Monkeypox. Let’s Talk.

Ok. Let’s be frank. Our community did not need this right now. Our collective rage, confusion, frustration, and fear as we are handed yet another disease to battle is valid. Can we catch a break?! Some of the early mistakes in Monkeypox communication, reporting, vaccine production, and distribution have felt all too reminiscent of early crimes against our community in the early days of the HIV/AIDS pandemic. We all have so many questions and concerns. How do we address this public health issue with compassion and care in a sea of diverse opinions on what this is and how we even talk about it? We don’t live in a binary world, so I don’t know that there is one answer. I’m also not claiming to know all the answers. I too have questions.

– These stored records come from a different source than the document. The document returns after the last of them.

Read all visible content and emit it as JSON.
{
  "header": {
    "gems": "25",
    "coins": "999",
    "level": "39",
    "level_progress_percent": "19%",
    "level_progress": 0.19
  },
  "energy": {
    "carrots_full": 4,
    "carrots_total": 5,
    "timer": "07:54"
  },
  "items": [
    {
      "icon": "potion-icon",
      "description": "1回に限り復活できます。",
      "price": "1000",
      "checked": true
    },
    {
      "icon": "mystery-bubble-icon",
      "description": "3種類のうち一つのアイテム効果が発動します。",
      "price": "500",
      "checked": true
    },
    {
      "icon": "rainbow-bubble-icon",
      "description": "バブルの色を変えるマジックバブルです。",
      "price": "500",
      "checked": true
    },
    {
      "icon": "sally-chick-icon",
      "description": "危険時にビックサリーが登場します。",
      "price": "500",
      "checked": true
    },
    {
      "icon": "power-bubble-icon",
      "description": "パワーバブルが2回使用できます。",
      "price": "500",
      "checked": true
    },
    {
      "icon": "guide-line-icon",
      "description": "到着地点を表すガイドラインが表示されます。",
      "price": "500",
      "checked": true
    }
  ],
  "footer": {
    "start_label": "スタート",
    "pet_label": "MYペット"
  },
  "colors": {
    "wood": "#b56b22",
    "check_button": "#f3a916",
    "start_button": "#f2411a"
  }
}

Something I know to be clear is ahead of official public health information being distributed, our community’s global network of LGBTQ advocates, activists, and sex workers used online tools and their social media presence to educate one another allowing for information to travel faster and to the people who needed the information the most than ever before. 

I also know that our allies and LGBTQ leadership in elected and appointed positions are fighting for us right now to get us on the right path to stopping the spread of the virus. In California Sen. Scott Wiener has called for a Monkeypox State of Emergency which would allow greater flexibility around testing, services, and vaccination. 

Still, some of the outgoing communications have been misleading and problematic. A post on the San Diego County news site the week of San Diego Pride mistakenly stated that people who participate in “Pride festivities” were at risk. Many of us are rightfully enraged at the unneeded confusion, stigma, shame, and fear the media fallout caused. Transparently, ticket sales to the Pride Festival dropped 50% that day after a 20% increase trend and didn’t fully recover to even be flat with 2019. It caused so much confusion volunteers backed out of shifts, attendees didn’t come, and even cisgender heterosexual women were calling for vaccine appointments.

The truth is, Monkeypox is not purely an STI. How we message to the general public matters. The truth also is, 98% of the cases in a recent comprehensive study were documented in men who have sex with men, and that 95% of those transmissions documented occurred during sexual relations. Of these cases, the median number of sex partners in the last three months was five. It was not simply “Pride Festivities” where this virus spread. The data are showing that much of the spread occurred during raves, circuit parties, sex parties, and bath houses; and yes many of these happened during Pride weekends. These are all part of queer community and culture. Inside our community, we understand our own diversity. We know the difference between a Pride Parade and a circuit party that happens during Pride, and we celebrate both. 

Sexual liberation is at the core of our movement and we can fight this public health issue in a way that is sex positive. Shame, fear, and stigma did not help us in the battle against HIV and they will not help us now. Testing, treatment, education, and most importantly vaccinations will.

At a moment in our movement where over one in eight LGBTQ people live in states where they can be denied medical treatment and legislators around the country are looking to recriminalize LGBTQ intimacy, the ways we meet each other with compassion, care, education, and the right tools to battle this new virus are more important than ever.

I don’t claim to have all the answers, but I know our community understands how to tend to one another, educate one another, and take public health matters seriously. That is the legacy of generations of LGBTQ activists, advocates, and allies who carried us through decades of systemic oppression. I am deeply grateful for the current compassionate and intentional collaboration efforts being done to support and center those most impacted by the Monkeypox virus. Our community is clearly ready to protect themselves and take the vaccine. It is imperative that we work together quickly, thoughtfully, and decisively if we hope to meet the needs of the moment and stop the virus in its tracks so that rather than living in fear, we can pursue Justice with Joy.

In Solidarity,

Fernando Z. López
Pronouns: they/them/theirs
Executive Director
San Diego Pride

Prevention (CDPH): 

  • Always talk to your sexual partner/s about any recent illness and be aware of new or unexplained sores or rashes on your body or your partner’s body, including on the genitals and anus 
  • Avoiding close contact, including sex, with people with symptoms like sores or rashes 
  • Practicing good hand hygiene
  • People who become infected should isolate until their symptoms are improving or have gone away completely.  Rash should always be well covered until completely healed.
  • Using appropriate personal protective equipment (PPE) (like a mask, gown, and gloves) when caring for others with symptoms 
  • Avoiding contact with infected materials contaminated with the virus 
  • Avoiding contact with infected animals 

Symptoms (San Diego County Health):

  • Fever
  • Headache
  • Muscle aches and backache
  • Swollen lymph nodes
  • Chills
  • Exhaustion
  • A rash that can look like pimples or blisters that appears on the face, inside the mouth, and on other parts of the body, like the hands, feet, chest, genitals, or anus.

More info:


About San Diego Pride

San Diego Pride raises funds primarily through festival ticket and beverage sales, and through sponsorships, and exhibitor fees. These funds support San Diego Pride’s community philanthropy which has distributed more than $2.5 million in advancement of its mission to foster pride, equality, and respect for all lesbian, gay, bisexual, and transgender communities locally, nationally, and globally.